[Exercise directions]:
Lines with the word "information" in them are the ones to copy from the records.
++++
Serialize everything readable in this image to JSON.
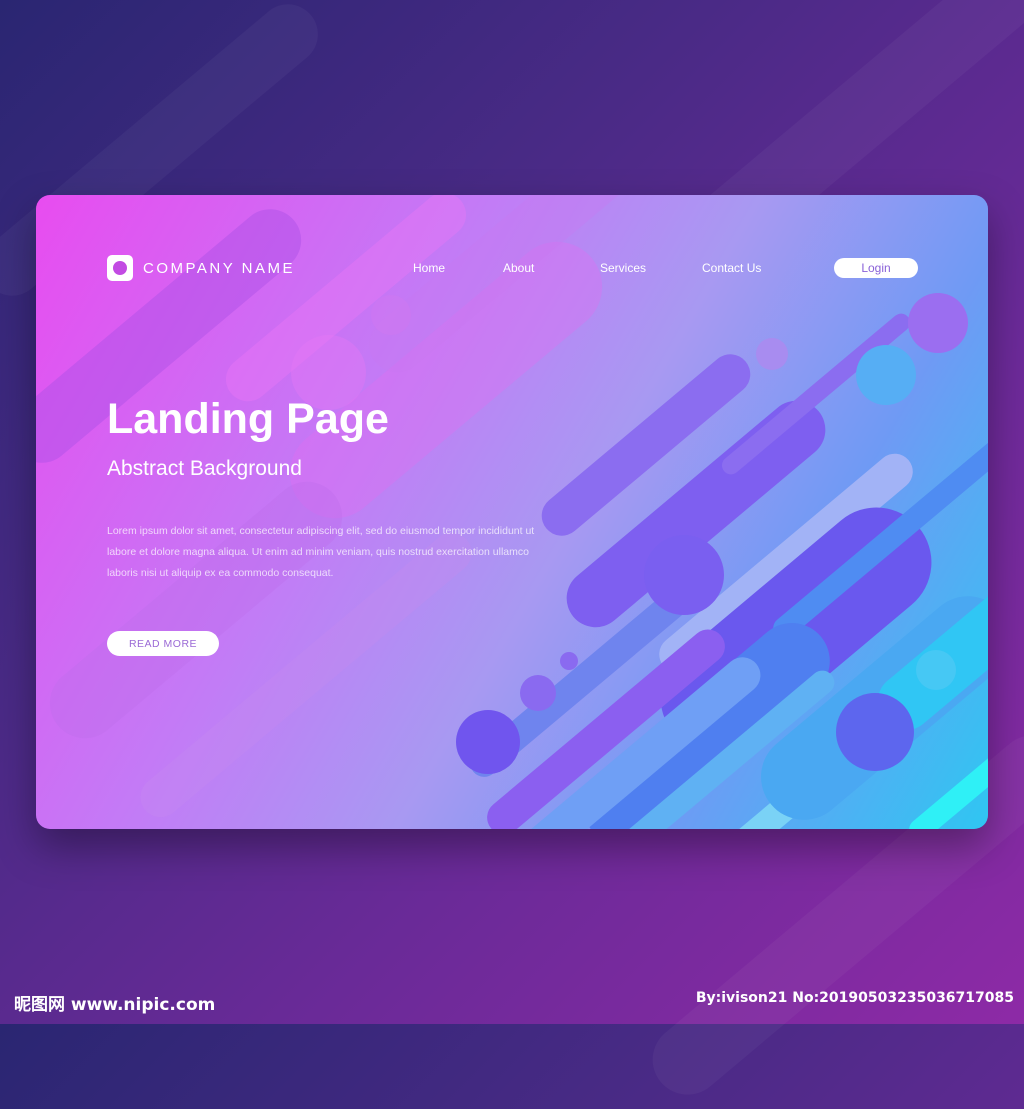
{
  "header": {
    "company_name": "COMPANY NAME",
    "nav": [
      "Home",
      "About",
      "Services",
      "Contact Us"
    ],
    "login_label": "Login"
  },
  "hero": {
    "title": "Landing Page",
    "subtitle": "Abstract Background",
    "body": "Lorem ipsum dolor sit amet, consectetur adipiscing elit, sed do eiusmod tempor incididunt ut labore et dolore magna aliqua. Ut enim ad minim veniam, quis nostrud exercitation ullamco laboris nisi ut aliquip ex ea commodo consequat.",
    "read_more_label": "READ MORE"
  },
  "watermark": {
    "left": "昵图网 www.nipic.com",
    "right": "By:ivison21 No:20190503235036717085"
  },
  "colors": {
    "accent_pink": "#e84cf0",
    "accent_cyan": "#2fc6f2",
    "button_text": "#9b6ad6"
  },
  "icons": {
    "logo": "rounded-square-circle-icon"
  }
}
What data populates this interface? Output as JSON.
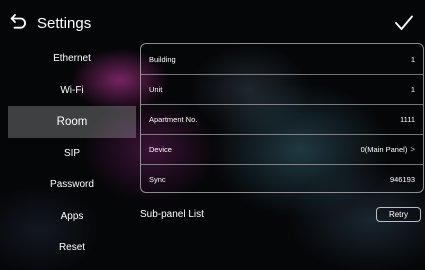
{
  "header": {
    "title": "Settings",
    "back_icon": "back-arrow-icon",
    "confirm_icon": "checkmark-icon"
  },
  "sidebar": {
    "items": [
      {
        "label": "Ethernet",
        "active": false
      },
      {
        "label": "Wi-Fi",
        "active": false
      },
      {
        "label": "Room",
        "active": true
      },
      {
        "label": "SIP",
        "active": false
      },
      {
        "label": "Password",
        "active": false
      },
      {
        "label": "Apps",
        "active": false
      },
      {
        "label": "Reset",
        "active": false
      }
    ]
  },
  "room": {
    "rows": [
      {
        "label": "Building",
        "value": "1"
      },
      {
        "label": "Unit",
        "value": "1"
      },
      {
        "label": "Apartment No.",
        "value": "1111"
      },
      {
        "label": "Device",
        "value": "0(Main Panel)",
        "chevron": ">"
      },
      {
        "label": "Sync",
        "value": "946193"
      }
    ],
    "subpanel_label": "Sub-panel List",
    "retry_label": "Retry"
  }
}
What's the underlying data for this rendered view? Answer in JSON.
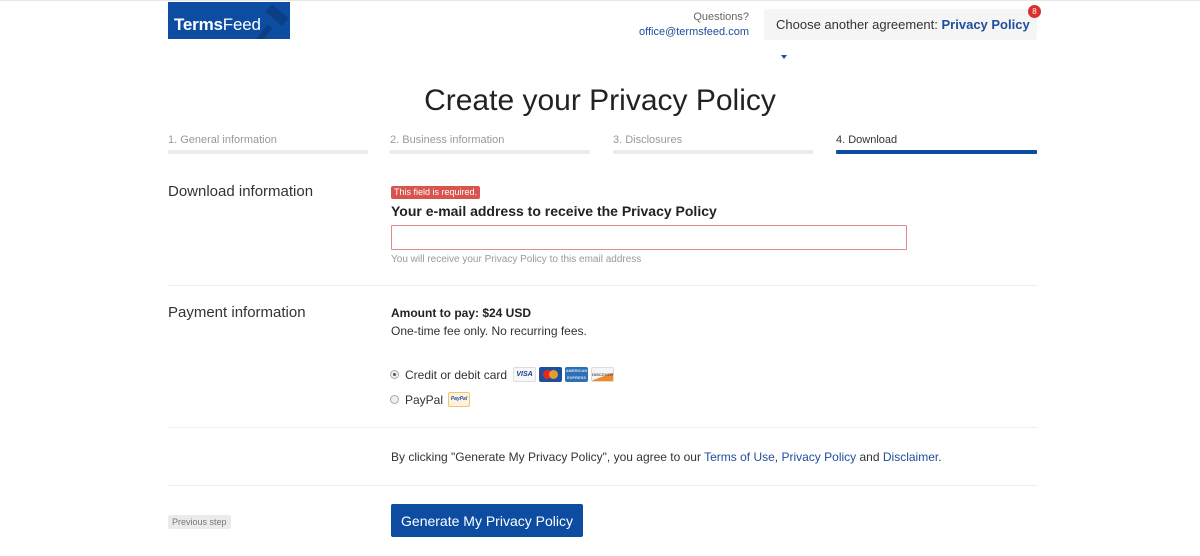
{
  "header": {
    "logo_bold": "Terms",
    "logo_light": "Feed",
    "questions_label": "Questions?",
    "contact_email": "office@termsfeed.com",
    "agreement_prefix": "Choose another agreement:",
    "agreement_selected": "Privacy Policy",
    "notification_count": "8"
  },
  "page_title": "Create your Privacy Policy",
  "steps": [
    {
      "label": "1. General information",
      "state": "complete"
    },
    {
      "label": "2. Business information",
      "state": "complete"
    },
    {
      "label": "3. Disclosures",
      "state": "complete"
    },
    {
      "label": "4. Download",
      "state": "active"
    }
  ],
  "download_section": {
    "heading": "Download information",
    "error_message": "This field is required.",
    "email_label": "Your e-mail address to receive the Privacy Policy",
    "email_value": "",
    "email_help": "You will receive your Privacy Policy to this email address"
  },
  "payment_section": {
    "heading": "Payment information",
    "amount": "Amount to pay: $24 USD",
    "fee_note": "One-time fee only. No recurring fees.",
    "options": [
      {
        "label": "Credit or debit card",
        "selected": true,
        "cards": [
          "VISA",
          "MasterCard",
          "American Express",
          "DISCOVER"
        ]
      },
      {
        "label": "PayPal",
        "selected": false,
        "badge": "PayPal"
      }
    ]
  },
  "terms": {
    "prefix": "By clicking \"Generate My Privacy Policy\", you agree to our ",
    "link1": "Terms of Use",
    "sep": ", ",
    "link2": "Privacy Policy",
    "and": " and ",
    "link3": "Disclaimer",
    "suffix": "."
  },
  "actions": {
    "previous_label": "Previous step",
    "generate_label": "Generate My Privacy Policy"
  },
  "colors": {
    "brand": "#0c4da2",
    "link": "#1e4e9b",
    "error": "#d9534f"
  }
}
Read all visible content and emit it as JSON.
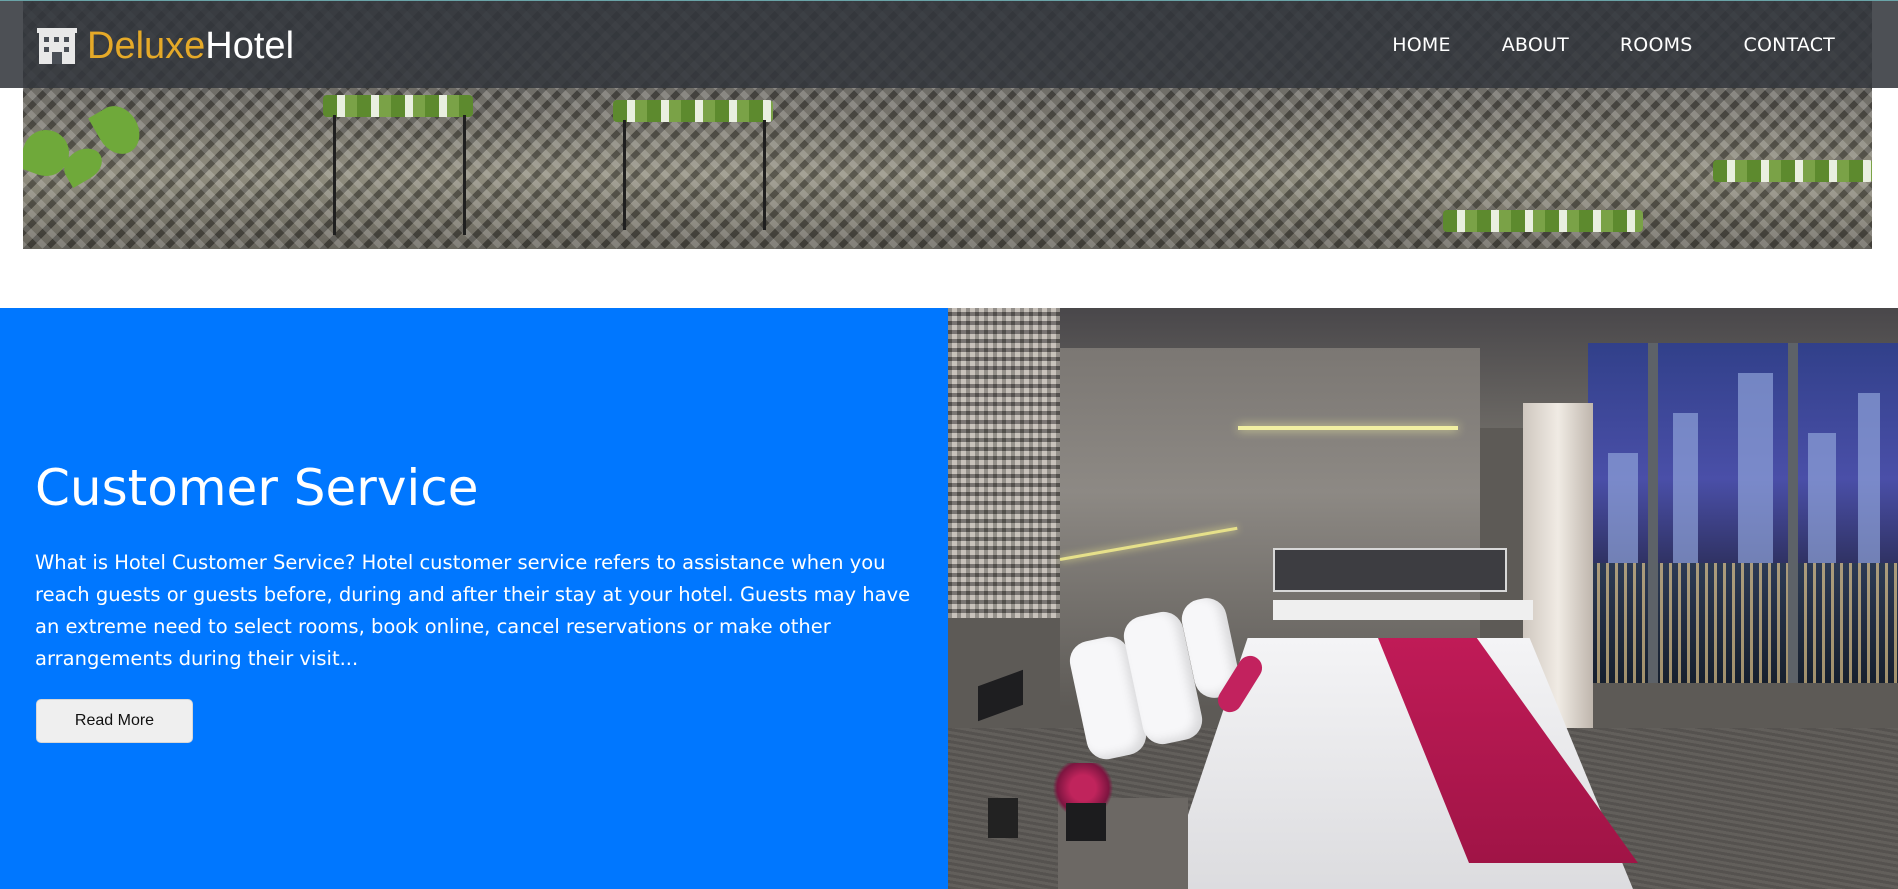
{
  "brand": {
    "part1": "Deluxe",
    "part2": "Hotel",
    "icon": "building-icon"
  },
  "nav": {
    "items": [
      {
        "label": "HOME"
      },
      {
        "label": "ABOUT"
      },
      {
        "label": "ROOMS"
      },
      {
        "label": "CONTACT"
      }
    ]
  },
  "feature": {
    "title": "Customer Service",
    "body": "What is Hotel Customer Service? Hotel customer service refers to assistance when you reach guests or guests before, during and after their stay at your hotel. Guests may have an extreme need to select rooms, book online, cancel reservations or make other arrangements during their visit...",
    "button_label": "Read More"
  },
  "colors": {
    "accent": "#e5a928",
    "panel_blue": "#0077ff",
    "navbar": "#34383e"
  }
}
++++
[Reply to the task]:
      "label": "1. General information",
      "label": "2. Business information",
    "heading": "Download information",
    "heading": "Payment information",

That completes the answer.